New Delhi, Aug. 2: The worlds largest survey of oceanic life has catalogued more than 1,200 species new to science, including a tiny mite, a shrimp-like creature and a deep-sea sponge discovered by Indian scientists.
The Census of Marine Life, a global research programme, has developed an inventory expected to list some 230,000 species but the mammoth exercise has also hinted at a vastly larger figure of unknown life beneath the sea.
A banana-sized fish with dagger teeth, a squid endowed with jewel-like organs and a worm that feeds on whale bones are among the myriad marine microbes, plants and animals catalogued after the 10-year global effort.
Scientists from the National Institute of Oceanography, Goa, who joined the census have discovered three species previously unknown to science: a mite (Fortuynia arabica) and a shrimp-like animal (Cletocamptus goenchim) from the Arabian Sea and a deep-sea sponge (Hyalascos andamanensis) from southern Bay of Bengal. Two other new species discovered by the NIO team are crustaceans and are yet to be assigned names.
The global effort that stretched from the Antarctics waters across the tropical and temperature zones to the Arctic has shown that crustaceans, molluscs and fish account for half the known species in all these regions.
The decade-long census spanning 2000-2010 involved 2,700 scientists from more than 80 countries. Some researchers dived into the sea armed with cameras while others used unmanned submersibles to probe the ocean depths or scanned marine literature from as far back as the 17th century.
Scientists from several regions have described their findings in papers published today in the journal PLOS-One. The full inventory is expected to be unveiled in October.
Some of the best-known marine species such as whales, turtles, seals and walruses make up just two per cent of oceanic bio-diversity, the census has found.
This inventory was urgently needed for two reasons, said Mark Costello, a marine biologist at the University of Auckland, New Zealand, and lead author of a summary paper.
Dwindling expertise in taxonomy impairs (our) ability to describe new species, and marine species have suffered major declines... and may be headed for extinction.
Costello said the colossal effort had scientific, political and social significance. Never before have so many marine biologists collaborated from around the world, he told The Telegraph.
Scientists believe the census has helped build baseline data that will help them track changes in marine bio-diversity that may occur in the future, from natural or human-driven causes.
Bio-diversity is linked to so many things that we do —from what we eat to what medicines we get, said P. Adikesavan Loka Bharathi, a biological oceanographer at the NIO and a census team member.
Australian biologists have observed dragonfish, a banana-sized creature with teeth along its jaws and on its tongue that help it hold on to prey in the dark depths of the ocean. Japanese scientists have studied so-called zombie worms that eat whale bones. In the Caribbean, researchers have observed a venomous worm that stretches out like a pearl necklace.
Scientists believe that the number of yet-to-be described marine species may be three or four times higher than that of known marine species. There may be one million to 1.4 million species in the oceans, Costello and his colleagues estimate.

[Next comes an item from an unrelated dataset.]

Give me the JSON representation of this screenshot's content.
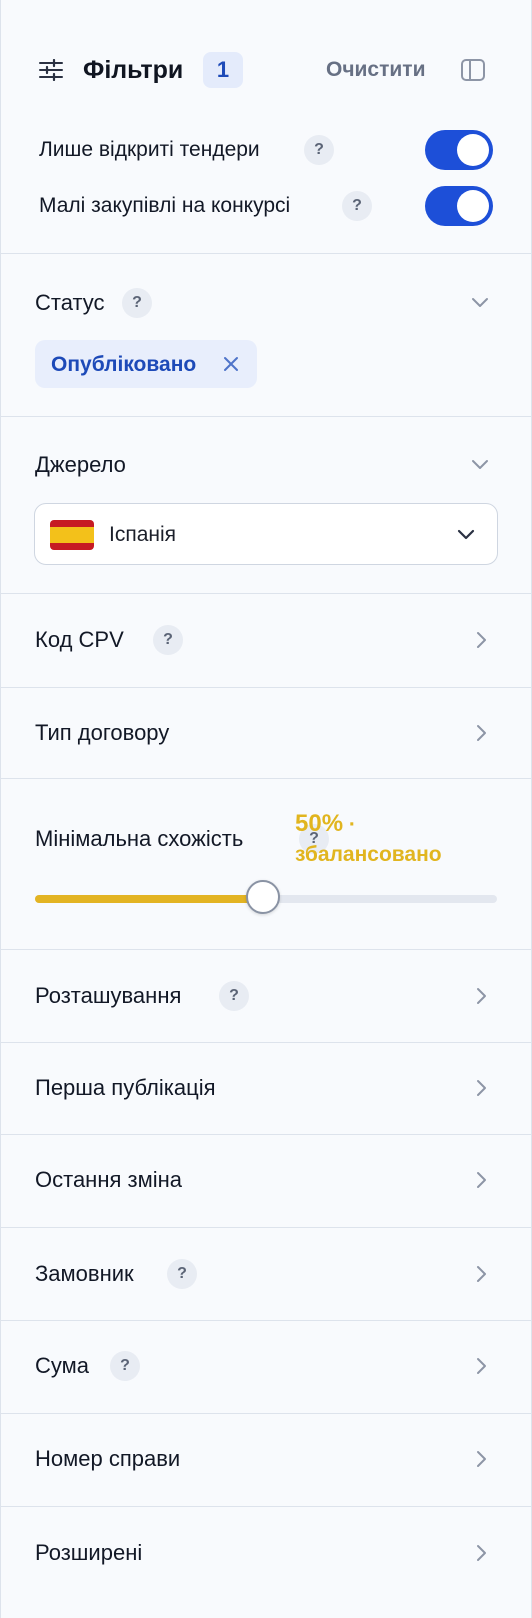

Most ocean organisms remain nameless and their numbers unknown, said Nancy Knowlton, a senior biologist at the Smithsonian Institution in the US and leader of a group that explored coral reefs.
The ocean is simply so vast that after 10 years of hard work, we still have snapshots, though sometimes detailed, of what the sea contains, Knowlton said in a statement.
A full inventory of the Indian Ocean — the largest among all the census regions — is yet to be published.
All evidence indicates that the Indian-Western Pacific region has more species than any other region, Costello said. However, the diversity of this region and east Africa has not been comprehensively compiled.
A member of the NIO team said Indias efforts were handicapped by the absence of special technologies, such as unmanned submersibles that could have been used to explore deep regions of the Indian Ocean.